Wednesday, July 04, 2007

Vacationing is Overrated

Why do Americans vacation so much? Do we really think it will make us feel better to go somewhere else? Why do we invest so much time and effort into the process? We’re still the same people we are at home. The only thing that changes is the scenery. And then we always have to return back to our mundane lives afterwards. In my opinion, the entire procedure is highly overrated and a real letdown.

Besides, vacationing is exhausting, expensive and a helluva lot of work overall. You either have to get on a plane or drive in your car, usually going far away, which means you have to spend an inordinate amount of time and effort getting there.

Going to a destination is stressful because of the anticipation. And returning is stressful because of the depression. (Especially if you’re coming back from Las Vegas penniless, which has happened to me more than I care to recall.)

This is the tourist season here in San Francisco. People from all over the world converge on this place every summer. You can tell a tourist a mile away. They wear those silly t-shirts that say things like “I Was a Prisoner at Alcatraz” or “Take Me to Fisherman’s Wharf,” or even worse, they wear those really insipid Hard Rock CafĂ© shirts. They walk around with those cartoon maps of the city and ask locals questions like, “What do you people eat around here?” and/or “Is it always this windy?” And they take pictures of everything in sight. I saw a guy the other day taking a picture of a seagull. I guess they don’t have them in Missouri.

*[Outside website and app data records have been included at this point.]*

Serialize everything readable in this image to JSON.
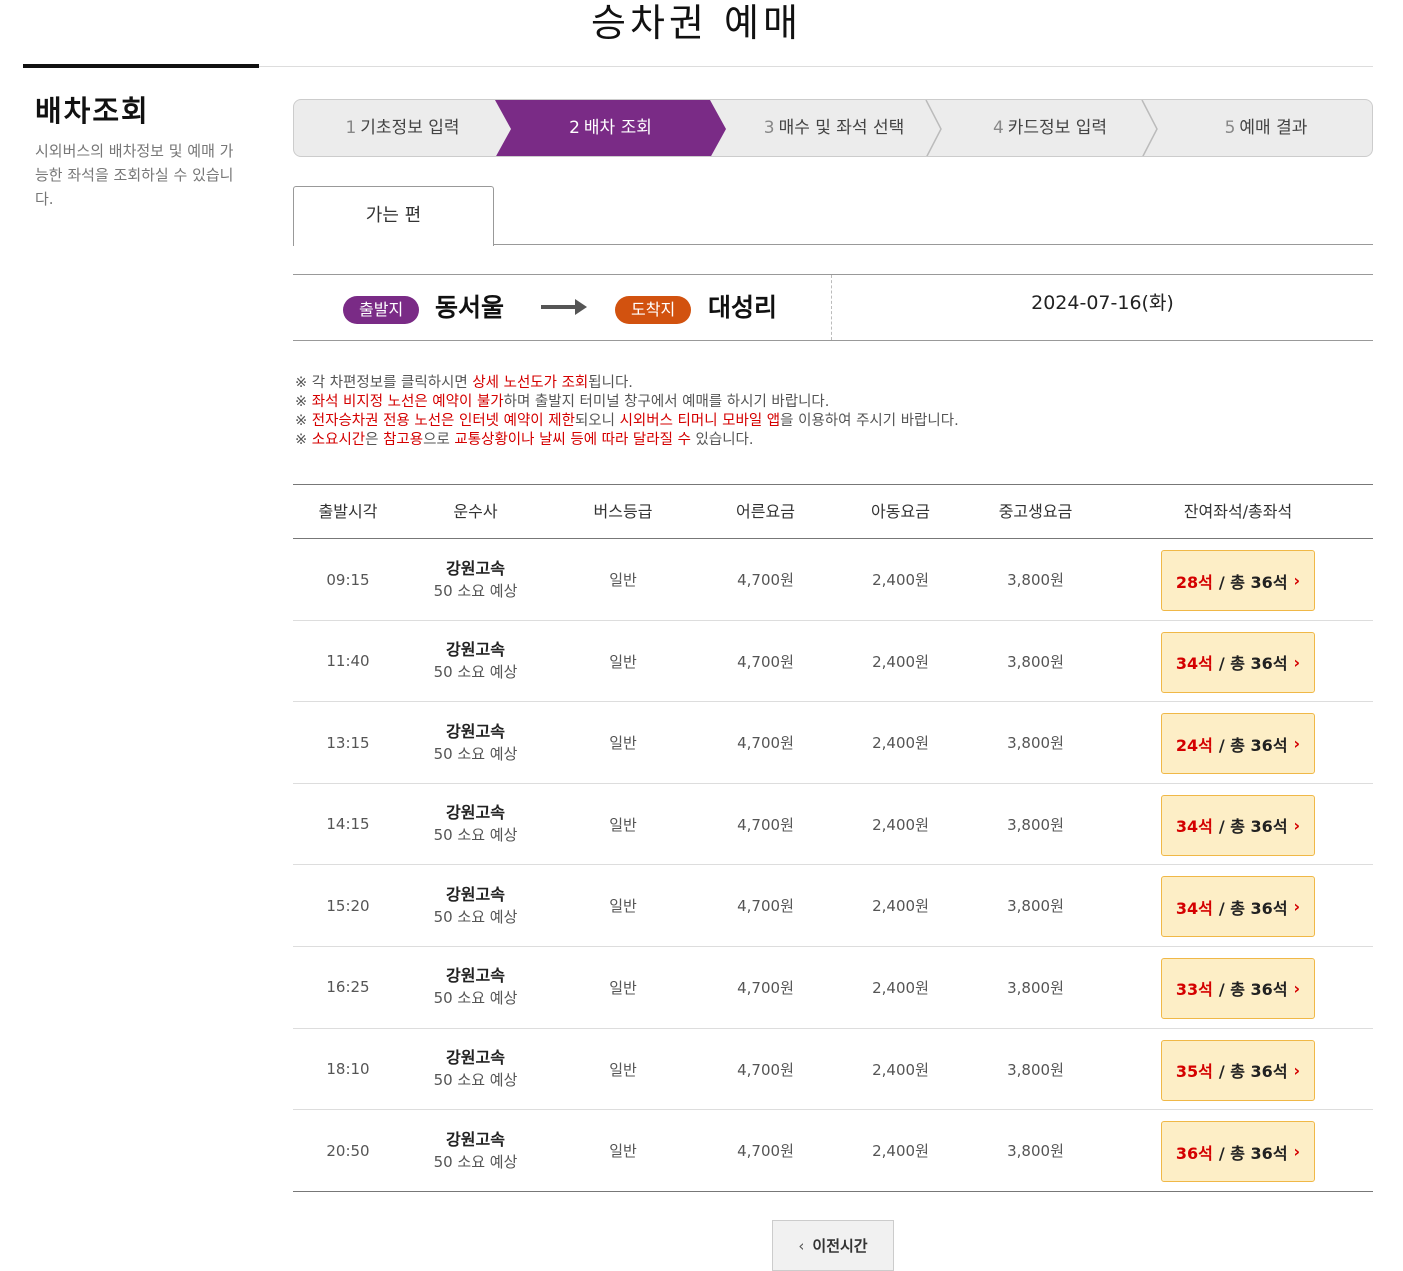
{
  "page": {
    "title": "승차권 예매"
  },
  "side": {
    "title": "배차조회",
    "desc": "시외버스의 배차정보 및 예매 가능한 좌석을 조회하실 수 있습니다."
  },
  "steps": [
    {
      "num": "1",
      "label": "기초정보 입력",
      "active": false
    },
    {
      "num": "2",
      "label": "배차 조회",
      "active": true
    },
    {
      "num": "3",
      "label": "매수 및 좌석 선택",
      "active": false
    },
    {
      "num": "4",
      "label": "카드정보 입력",
      "active": false
    },
    {
      "num": "5",
      "label": "예매 결과",
      "active": false
    }
  ],
  "colors": {
    "accent_purple": "#7a2b86",
    "accent_orange": "#d2520f",
    "highlight_red": "#d40000",
    "seat_button_bg": "#fdeec6"
  },
  "tab": {
    "label": "가는 편"
  },
  "route": {
    "dep_badge": "출발지",
    "dep_place": "동서울",
    "arr_badge": "도착지",
    "arr_place": "대성리",
    "date": "2024-07-16(화)"
  },
  "notices": [
    [
      {
        "t": "※ 각 차편정보를 클릭하시면 "
      },
      {
        "t": "상세 노선도가 조회",
        "hl": true
      },
      {
        "t": "됩니다."
      }
    ],
    [
      {
        "t": "※ "
      },
      {
        "t": "좌석 비지정 노선은 예약이 불가",
        "hl": true
      },
      {
        "t": "하며 출발지 터미널 창구에서 예매를 하시기 바랍니다."
      }
    ],
    [
      {
        "t": "※ "
      },
      {
        "t": "전자승차권 전용 노선은 인터넷 예약이 제한",
        "hl": true
      },
      {
        "t": "되오니 "
      },
      {
        "t": "시외버스 티머니 모바일 앱",
        "hl": true
      },
      {
        "t": "을 이용하여 주시기 바랍니다."
      }
    ],
    [
      {
        "t": "※ "
      },
      {
        "t": "소요시간",
        "hl": true
      },
      {
        "t": "은 "
      },
      {
        "t": "참고용",
        "hl": true
      },
      {
        "t": "으로 "
      },
      {
        "t": "교통상황이나 날씨 등에 따라 달라질 수",
        "hl": true
      },
      {
        "t": " 있습니다."
      }
    ]
  ],
  "table": {
    "headers": [
      "출발시각",
      "운수사",
      "버스등급",
      "어른요금",
      "아동요금",
      "중고생요금",
      "잔여좌석/총좌석"
    ],
    "rows": [
      {
        "time": "09:15",
        "carrier": "강원고속",
        "duration": "50 소요 예상",
        "grade": "일반",
        "adult": "4,700원",
        "child": "2,400원",
        "teen": "3,800원",
        "remain": "28석",
        "total": "/ 총 36석"
      },
      {
        "time": "11:40",
        "carrier": "강원고속",
        "duration": "50 소요 예상",
        "grade": "일반",
        "adult": "4,700원",
        "child": "2,400원",
        "teen": "3,800원",
        "remain": "34석",
        "total": "/ 총 36석"
      },
      {
        "time": "13:15",
        "carrier": "강원고속",
        "duration": "50 소요 예상",
        "grade": "일반",
        "adult": "4,700원",
        "child": "2,400원",
        "teen": "3,800원",
        "remain": "24석",
        "total": "/ 총 36석"
      },
      {
        "time": "14:15",
        "carrier": "강원고속",
        "duration": "50 소요 예상",
        "grade": "일반",
        "adult": "4,700원",
        "child": "2,400원",
        "teen": "3,800원",
        "remain": "34석",
        "total": "/ 총 36석"
      },
      {
        "time": "15:20",
        "carrier": "강원고속",
        "duration": "50 소요 예상",
        "grade": "일반",
        "adult": "4,700원",
        "child": "2,400원",
        "teen": "3,800원",
        "remain": "34석",
        "total": "/ 총 36석"
      },
      {
        "time": "16:25",
        "carrier": "강원고속",
        "duration": "50 소요 예상",
        "grade": "일반",
        "adult": "4,700원",
        "child": "2,400원",
        "teen": "3,800원",
        "remain": "33석",
        "total": "/ 총 36석"
      },
      {
        "time": "18:10",
        "carrier": "강원고속",
        "duration": "50 소요 예상",
        "grade": "일반",
        "adult": "4,700원",
        "child": "2,400원",
        "teen": "3,800원",
        "remain": "35석",
        "total": "/ 총 36석"
      },
      {
        "time": "20:50",
        "carrier": "강원고속",
        "duration": "50 소요 예상",
        "grade": "일반",
        "adult": "4,700원",
        "child": "2,400원",
        "teen": "3,800원",
        "remain": "36석",
        "total": "/ 총 36석"
      }
    ]
  },
  "footer": {
    "prev_label": "이전시간",
    "prev_icon": "chevron-left-icon"
  }
}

I like where I live. I have all my creature comforts right here. There’s my local bar, my favorite dry cleaners, clubs and restaurants. I have my dogs, my baseball cable package and the guy at the liquor store down the street sells me beer at a discount. If I want to go to Europe or Africa or some exotic location, I can always watch it on the Travel Network. I can live vicariously through the people on the show. It costs a lot less, I don’t have to fly and I can turn it off when it gets boring.

And besides, going on vacation usually means you have to spend a lot of time with family and relatives, many of whom you would never associate with if they weren’t related to you. When I walk around Fisherman’s Wharf or in Chinatown here in SF, I notice a lot of families fighting. The kids are annoying the parents, the parents are being heavy-handed with the kids, and grandma and grandpa are whacked out on Thorazine. They look miserable and probably wish they were back in Tulsa rather than stuck in an unfamiliar, very expensive place like San Francisco.

They were looking forward all year to a wonderful vacation, they did all this planning, they even bought new luggage and now they’re having a miserable time. Welcome to the American tradition called the vacation.

And with that diatribe out of system, I must leave you if only for a short while. Where am I going? You guessed it.

No comments: